_The problem:_ Reproduce the records word for word, apart from the images they contain.

::: Extracted material

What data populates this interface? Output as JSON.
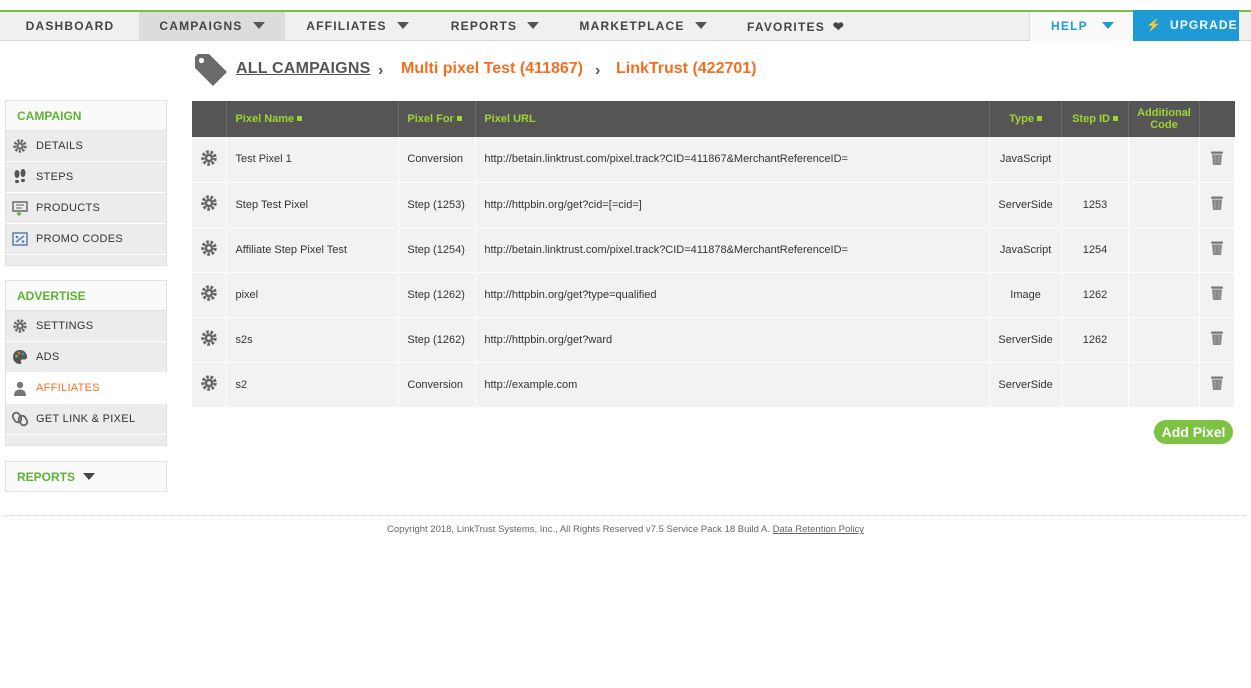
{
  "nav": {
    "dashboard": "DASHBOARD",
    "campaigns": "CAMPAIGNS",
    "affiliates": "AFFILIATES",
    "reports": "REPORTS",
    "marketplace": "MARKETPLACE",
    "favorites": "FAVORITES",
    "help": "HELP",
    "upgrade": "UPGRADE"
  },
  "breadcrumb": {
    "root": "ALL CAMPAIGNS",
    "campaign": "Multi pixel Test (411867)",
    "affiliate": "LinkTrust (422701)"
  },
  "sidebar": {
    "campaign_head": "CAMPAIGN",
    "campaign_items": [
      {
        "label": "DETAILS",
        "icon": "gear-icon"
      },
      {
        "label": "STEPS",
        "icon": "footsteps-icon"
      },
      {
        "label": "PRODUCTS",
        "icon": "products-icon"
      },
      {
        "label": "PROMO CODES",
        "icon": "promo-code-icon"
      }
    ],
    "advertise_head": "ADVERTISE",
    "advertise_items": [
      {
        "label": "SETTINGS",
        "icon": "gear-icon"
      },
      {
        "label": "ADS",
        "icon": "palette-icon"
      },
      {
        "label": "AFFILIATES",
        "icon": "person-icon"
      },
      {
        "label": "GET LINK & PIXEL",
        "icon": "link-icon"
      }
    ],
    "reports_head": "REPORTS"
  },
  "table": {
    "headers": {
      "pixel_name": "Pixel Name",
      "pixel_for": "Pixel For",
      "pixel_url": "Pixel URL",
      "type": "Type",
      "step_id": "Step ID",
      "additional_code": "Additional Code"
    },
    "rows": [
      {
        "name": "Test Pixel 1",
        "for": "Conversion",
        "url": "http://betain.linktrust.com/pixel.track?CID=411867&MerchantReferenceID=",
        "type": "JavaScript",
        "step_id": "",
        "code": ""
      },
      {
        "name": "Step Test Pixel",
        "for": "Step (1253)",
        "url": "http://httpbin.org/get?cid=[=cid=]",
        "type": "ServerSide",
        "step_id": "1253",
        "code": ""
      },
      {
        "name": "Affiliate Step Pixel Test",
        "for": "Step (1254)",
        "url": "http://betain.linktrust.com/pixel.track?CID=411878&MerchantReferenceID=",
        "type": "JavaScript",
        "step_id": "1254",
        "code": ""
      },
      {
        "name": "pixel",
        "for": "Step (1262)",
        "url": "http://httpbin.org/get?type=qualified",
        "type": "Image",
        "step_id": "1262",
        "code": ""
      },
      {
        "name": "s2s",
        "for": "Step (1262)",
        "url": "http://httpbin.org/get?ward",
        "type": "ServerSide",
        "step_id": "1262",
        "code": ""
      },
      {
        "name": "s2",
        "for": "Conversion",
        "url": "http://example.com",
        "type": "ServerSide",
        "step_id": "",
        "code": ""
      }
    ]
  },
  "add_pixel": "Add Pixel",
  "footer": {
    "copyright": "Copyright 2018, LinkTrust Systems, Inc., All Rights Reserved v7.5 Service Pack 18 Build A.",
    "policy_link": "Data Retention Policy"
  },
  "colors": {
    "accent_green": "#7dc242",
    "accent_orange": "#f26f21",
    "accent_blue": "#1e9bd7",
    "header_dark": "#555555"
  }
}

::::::

_Result of this exercise:_
What data populates this interface? Output as JSON.
{
  "nav": {
    "dashboard": "DASHBOARD",
    "campaigns": "CAMPAIGNS",
    "affiliates": "AFFILIATES",
    "reports": "REPORTS",
    "marketplace": "MARKETPLACE",
    "favorites": "FAVORITES",
    "help": "HELP",
    "upgrade": "UPGRADE"
  },
  "breadcrumb": {
    "root": "ALL CAMPAIGNS",
    "campaign": "Multi pixel Test (411867)",
    "affiliate": "LinkTrust (422701)"
  },
  "sidebar": {
    "campaign_head": "CAMPAIGN",
    "campaign_items": [
      {
        "label": "DETAILS",
        "icon": "gear-icon"
      },
      {
        "label": "STEPS",
        "icon": "footsteps-icon"
      },
      {
        "label": "PRODUCTS",
        "icon": "products-icon"
      },
      {
        "label": "PROMO CODES",
        "icon": "promo-code-icon"
      }
    ],
    "advertise_head": "ADVERTISE",
    "advertise_items": [
      {
        "label": "SETTINGS",
        "icon": "gear-icon"
      },
      {
        "label": "ADS",
        "icon": "palette-icon"
      },
      {
        "label": "AFFILIATES",
        "icon": "person-icon"
      },
      {
        "label": "GET LINK & PIXEL",
        "icon": "link-icon"
      }
    ],
    "reports_head": "REPORTS"
  },
  "table": {
    "headers": {
      "pixel_name": "Pixel Name",
      "pixel_for": "Pixel For",
      "pixel_url": "Pixel URL",
      "type": "Type",
      "step_id": "Step ID",
      "additional_code": "Additional Code"
    },
    "rows": [
      {
        "name": "Test Pixel 1",
        "for": "Conversion",
        "url": "http://betain.linktrust.com/pixel.track?CID=411867&MerchantReferenceID=",
        "type": "JavaScript",
        "step_id": "",
        "code": ""
      },
      {
        "name": "Step Test Pixel",
        "for": "Step (1253)",
        "url": "http://httpbin.org/get?cid=[=cid=]",
        "type": "ServerSide",
        "step_id": "1253",
        "code": ""
      },
      {
        "name": "Affiliate Step Pixel Test",
        "for": "Step (1254)",
        "url": "http://betain.linktrust.com/pixel.track?CID=411878&MerchantReferenceID=",
        "type": "JavaScript",
        "step_id": "1254",
        "code": ""
      },
      {
        "name": "pixel",
        "for": "Step (1262)",
        "url": "http://httpbin.org/get?type=qualified",
        "type": "Image",
        "step_id": "1262",
        "code": ""
      },
      {
        "name": "s2s",
        "for": "Step (1262)",
        "url": "http://httpbin.org/get?ward",
        "type": "ServerSide",
        "step_id": "1262",
        "code": ""
      },
      {
        "name": "s2",
        "for": "Conversion",
        "url": "http://example.com",
        "type": "ServerSide",
        "step_id": "",
        "code": ""
      }
    ]
  },
  "add_pixel": "Add Pixel",
  "footer": {
    "copyright": "Copyright 2018, LinkTrust Systems, Inc., All Rights Reserved v7.5 Service Pack 18 Build A.",
    "policy_link": "Data Retention Policy"
  },
  "colors": {
    "accent_green": "#7dc242",
    "accent_orange": "#f26f21",
    "accent_blue": "#1e9bd7",
    "header_dark": "#555555"
  }
}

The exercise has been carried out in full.